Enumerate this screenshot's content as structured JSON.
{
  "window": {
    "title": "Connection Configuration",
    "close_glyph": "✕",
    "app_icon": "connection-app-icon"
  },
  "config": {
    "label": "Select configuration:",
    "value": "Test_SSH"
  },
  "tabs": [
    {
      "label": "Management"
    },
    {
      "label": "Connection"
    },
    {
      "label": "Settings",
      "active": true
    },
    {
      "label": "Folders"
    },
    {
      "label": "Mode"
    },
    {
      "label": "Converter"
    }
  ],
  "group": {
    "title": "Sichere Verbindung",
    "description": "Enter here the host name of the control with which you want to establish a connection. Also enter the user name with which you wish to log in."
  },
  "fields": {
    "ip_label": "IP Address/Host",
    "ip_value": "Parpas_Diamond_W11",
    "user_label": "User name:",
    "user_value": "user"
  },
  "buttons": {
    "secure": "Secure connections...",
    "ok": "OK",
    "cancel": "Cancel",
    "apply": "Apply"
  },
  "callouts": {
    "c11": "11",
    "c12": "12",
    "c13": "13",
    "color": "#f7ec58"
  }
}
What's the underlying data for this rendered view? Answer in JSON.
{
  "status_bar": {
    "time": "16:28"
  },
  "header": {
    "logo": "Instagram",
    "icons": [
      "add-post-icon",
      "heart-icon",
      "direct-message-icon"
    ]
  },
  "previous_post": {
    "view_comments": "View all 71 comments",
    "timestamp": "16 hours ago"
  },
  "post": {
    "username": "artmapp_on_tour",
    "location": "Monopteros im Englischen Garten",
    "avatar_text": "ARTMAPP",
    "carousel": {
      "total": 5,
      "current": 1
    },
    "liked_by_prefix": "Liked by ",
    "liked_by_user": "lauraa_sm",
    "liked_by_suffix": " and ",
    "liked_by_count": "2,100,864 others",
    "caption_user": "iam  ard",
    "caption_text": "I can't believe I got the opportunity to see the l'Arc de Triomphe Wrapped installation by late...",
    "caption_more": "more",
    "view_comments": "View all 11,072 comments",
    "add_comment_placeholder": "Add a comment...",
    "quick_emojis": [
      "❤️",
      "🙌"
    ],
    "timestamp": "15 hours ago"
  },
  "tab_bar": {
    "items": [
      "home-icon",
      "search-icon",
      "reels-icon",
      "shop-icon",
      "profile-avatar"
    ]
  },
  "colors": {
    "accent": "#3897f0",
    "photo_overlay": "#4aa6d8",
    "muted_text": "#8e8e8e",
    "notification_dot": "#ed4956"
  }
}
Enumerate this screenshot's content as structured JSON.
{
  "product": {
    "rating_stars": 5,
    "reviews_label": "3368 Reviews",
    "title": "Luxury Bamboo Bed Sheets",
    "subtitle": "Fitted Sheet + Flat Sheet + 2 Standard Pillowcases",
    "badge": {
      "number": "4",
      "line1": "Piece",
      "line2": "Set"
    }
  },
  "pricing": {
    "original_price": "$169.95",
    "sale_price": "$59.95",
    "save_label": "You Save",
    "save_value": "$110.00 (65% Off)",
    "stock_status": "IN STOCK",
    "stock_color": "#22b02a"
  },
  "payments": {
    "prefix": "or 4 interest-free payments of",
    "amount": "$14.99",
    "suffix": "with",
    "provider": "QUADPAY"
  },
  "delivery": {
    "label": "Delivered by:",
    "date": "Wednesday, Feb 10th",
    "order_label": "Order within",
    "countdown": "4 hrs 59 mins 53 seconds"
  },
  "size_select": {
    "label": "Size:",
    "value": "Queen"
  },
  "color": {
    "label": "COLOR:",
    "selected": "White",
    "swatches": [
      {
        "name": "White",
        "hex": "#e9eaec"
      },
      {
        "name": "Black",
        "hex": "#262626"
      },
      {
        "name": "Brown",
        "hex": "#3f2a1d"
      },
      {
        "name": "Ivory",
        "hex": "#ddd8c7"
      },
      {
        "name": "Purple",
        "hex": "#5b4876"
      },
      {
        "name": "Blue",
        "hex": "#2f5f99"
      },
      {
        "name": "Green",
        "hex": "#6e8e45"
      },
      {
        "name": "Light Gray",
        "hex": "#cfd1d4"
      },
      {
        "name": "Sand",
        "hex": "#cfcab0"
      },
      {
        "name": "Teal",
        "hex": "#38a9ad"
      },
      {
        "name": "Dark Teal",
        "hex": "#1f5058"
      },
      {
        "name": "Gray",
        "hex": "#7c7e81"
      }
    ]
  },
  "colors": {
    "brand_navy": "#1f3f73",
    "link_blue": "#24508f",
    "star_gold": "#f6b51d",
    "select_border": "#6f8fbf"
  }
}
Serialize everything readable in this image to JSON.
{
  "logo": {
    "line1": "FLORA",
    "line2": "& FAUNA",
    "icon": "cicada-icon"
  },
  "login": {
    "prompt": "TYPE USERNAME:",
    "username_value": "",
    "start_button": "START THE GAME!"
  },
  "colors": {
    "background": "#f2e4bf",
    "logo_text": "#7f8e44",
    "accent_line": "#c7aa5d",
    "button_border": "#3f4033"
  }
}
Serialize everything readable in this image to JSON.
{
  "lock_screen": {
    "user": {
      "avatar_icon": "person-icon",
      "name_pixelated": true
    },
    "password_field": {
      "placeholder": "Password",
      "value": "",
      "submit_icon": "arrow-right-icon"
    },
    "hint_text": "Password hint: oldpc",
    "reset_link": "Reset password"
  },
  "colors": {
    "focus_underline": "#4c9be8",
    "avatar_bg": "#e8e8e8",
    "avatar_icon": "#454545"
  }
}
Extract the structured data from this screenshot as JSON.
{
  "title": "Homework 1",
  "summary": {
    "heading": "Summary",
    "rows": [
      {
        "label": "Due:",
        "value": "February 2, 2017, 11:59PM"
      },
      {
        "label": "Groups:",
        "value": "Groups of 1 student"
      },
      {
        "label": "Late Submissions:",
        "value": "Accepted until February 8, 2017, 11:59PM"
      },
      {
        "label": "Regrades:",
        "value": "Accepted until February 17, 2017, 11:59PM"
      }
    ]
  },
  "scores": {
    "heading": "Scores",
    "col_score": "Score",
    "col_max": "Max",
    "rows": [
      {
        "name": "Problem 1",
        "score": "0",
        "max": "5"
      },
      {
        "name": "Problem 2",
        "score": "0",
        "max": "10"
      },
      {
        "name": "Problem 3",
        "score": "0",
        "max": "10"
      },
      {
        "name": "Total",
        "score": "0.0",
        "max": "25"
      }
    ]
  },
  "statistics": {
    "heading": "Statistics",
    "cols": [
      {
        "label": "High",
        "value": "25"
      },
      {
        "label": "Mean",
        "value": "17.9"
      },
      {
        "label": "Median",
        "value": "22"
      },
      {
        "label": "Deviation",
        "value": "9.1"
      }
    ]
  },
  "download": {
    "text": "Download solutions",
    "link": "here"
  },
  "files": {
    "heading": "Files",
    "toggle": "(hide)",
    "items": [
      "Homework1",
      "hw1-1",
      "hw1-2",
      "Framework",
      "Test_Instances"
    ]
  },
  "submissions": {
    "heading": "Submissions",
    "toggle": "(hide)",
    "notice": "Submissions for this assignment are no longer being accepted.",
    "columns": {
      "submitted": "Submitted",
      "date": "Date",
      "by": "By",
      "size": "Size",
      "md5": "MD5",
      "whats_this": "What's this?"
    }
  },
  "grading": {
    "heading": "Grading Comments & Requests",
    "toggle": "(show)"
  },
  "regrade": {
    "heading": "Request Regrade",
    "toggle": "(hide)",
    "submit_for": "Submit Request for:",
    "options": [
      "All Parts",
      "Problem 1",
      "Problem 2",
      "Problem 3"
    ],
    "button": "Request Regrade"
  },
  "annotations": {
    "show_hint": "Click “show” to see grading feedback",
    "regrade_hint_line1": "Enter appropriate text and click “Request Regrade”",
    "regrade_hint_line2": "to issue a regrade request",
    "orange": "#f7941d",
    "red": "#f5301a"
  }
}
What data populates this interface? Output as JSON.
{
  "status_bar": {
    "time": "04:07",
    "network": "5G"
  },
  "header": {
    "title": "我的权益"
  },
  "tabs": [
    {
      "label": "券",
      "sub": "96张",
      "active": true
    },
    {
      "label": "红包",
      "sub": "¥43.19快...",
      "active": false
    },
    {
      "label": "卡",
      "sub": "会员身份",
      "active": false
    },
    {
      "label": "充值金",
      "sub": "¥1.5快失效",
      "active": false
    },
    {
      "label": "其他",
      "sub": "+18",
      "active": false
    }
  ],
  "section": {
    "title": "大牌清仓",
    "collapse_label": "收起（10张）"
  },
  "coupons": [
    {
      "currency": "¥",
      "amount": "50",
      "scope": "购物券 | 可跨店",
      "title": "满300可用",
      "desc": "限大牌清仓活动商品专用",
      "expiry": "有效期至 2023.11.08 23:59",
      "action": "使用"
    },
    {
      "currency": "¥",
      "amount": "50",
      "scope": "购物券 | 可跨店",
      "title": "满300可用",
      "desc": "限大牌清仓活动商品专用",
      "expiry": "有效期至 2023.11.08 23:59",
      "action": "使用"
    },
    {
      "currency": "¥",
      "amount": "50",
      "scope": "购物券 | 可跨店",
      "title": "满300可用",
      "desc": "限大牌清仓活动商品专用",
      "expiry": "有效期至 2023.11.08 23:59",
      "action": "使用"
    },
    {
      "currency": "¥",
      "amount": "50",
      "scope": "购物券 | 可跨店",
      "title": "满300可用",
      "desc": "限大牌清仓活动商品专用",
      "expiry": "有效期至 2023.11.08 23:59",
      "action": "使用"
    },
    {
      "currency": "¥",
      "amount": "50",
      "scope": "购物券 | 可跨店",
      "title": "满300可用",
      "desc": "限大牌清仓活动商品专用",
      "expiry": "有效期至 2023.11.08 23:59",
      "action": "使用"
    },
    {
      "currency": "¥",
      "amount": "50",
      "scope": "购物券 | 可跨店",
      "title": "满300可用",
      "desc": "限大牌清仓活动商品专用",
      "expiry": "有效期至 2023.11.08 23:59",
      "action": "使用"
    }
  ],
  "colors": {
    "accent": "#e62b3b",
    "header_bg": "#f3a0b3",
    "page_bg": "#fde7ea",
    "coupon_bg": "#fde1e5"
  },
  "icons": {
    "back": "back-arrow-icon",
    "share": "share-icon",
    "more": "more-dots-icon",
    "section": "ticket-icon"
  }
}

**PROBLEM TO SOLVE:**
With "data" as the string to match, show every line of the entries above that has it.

**WRITTEN ANSWER:**
What's the underlying data for this rendered view? Answer in JSON.
Extract the structured data from this screenshot as JSON.
What data populates this interface? Output as JSON.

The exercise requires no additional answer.